:: ABOUT THIS TASK ::
Set down each of the records below exactly as it reads. No pictures go into the copy.
Segment Start: DATA RECORDS
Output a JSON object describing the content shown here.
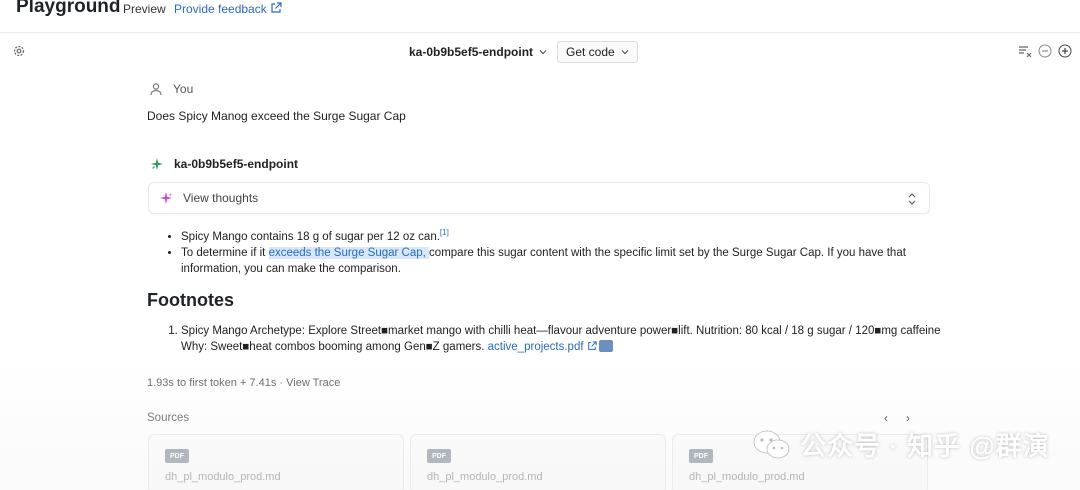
{
  "header": {
    "title": "Playground",
    "preview": "Preview",
    "feedback": "Provide feedback"
  },
  "toolbar": {
    "endpoint": "ka-0b9b5ef5-endpoint",
    "get_code": "Get code"
  },
  "conversation": {
    "user_label": "You",
    "user_message": "Does Spicy Manog exceed the Surge Sugar Cap",
    "bot_label": "ka-0b9b5ef5-endpoint",
    "thoughts_label": "View thoughts",
    "answer": {
      "bullet1": "Spicy Mango contains 18 g of sugar per 12 oz can.",
      "bullet1_ref": "[1]",
      "bullet2_pre": "To determine if it ",
      "bullet2_highlight": "exceeds the Surge Sugar Cap, ",
      "bullet2_post": "compare this sugar content with the specific limit set by the Surge Sugar Cap. If you have that information, you can make the comparison."
    },
    "footnotes_heading": "Footnotes",
    "footnote1_text": "Spicy Mango Archetype: Explore Street■market mango with chilli heat—flavour adventure power■lift. Nutrition: 80 kcal / 18 g sugar / 120■mg caffeine Why: Sweet■heat combos booming among Gen■Z gamers. ",
    "footnote1_link": "active_projects.pdf",
    "timing": "1.93s to first token + 7.41s",
    "separator": "·",
    "view_trace": "View Trace"
  },
  "sources": {
    "label": "Sources",
    "prev": "‹",
    "next": "›",
    "cards": [
      {
        "badge": "PDF",
        "title": "dh_pl_modulo_prod.md"
      },
      {
        "badge": "PDF",
        "title": "dh_pl_modulo_prod.md"
      },
      {
        "badge": "PDF",
        "title": "dh_pl_modulo_prod.md"
      }
    ]
  },
  "watermark": {
    "text": "公众号 · 知乎 @群演"
  },
  "colors": {
    "link": "#2a6bbd",
    "highlight": "#d7e8fb",
    "bot_icon": "#2f9e5c",
    "spark": "#c04fd1"
  }
}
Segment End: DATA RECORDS
:: SOLVED EXERCISE ::
Output a JSON object describing the content shown here.
{
  "header": {
    "title": "Playground",
    "preview": "Preview",
    "feedback": "Provide feedback"
  },
  "toolbar": {
    "endpoint": "ka-0b9b5ef5-endpoint",
    "get_code": "Get code"
  },
  "conversation": {
    "user_label": "You",
    "user_message": "Does Spicy Manog exceed the Surge Sugar Cap",
    "bot_label": "ka-0b9b5ef5-endpoint",
    "thoughts_label": "View thoughts",
    "answer": {
      "bullet1": "Spicy Mango contains 18 g of sugar per 12 oz can.",
      "bullet1_ref": "[1]",
      "bullet2_pre": "To determine if it ",
      "bullet2_highlight": "exceeds the Surge Sugar Cap, ",
      "bullet2_post": "compare this sugar content with the specific limit set by the Surge Sugar Cap. If you have that information, you can make the comparison."
    },
    "footnotes_heading": "Footnotes",
    "footnote1_text": "Spicy Mango Archetype: Explore Street■market mango with chilli heat—flavour adventure power■lift. Nutrition: 80 kcal / 18 g sugar / 120■mg caffeine Why: Sweet■heat combos booming among Gen■Z gamers. ",
    "footnote1_link": "active_projects.pdf",
    "timing": "1.93s to first token + 7.41s",
    "separator": "·",
    "view_trace": "View Trace"
  },
  "sources": {
    "label": "Sources",
    "prev": "‹",
    "next": "›",
    "cards": [
      {
        "badge": "PDF",
        "title": "dh_pl_modulo_prod.md"
      },
      {
        "badge": "PDF",
        "title": "dh_pl_modulo_prod.md"
      },
      {
        "badge": "PDF",
        "title": "dh_pl_modulo_prod.md"
      }
    ]
  },
  "watermark": {
    "text": "公众号 · 知乎 @群演"
  },
  "colors": {
    "link": "#2a6bbd",
    "highlight": "#d7e8fb",
    "bot_icon": "#2f9e5c",
    "spark": "#c04fd1"
  }
}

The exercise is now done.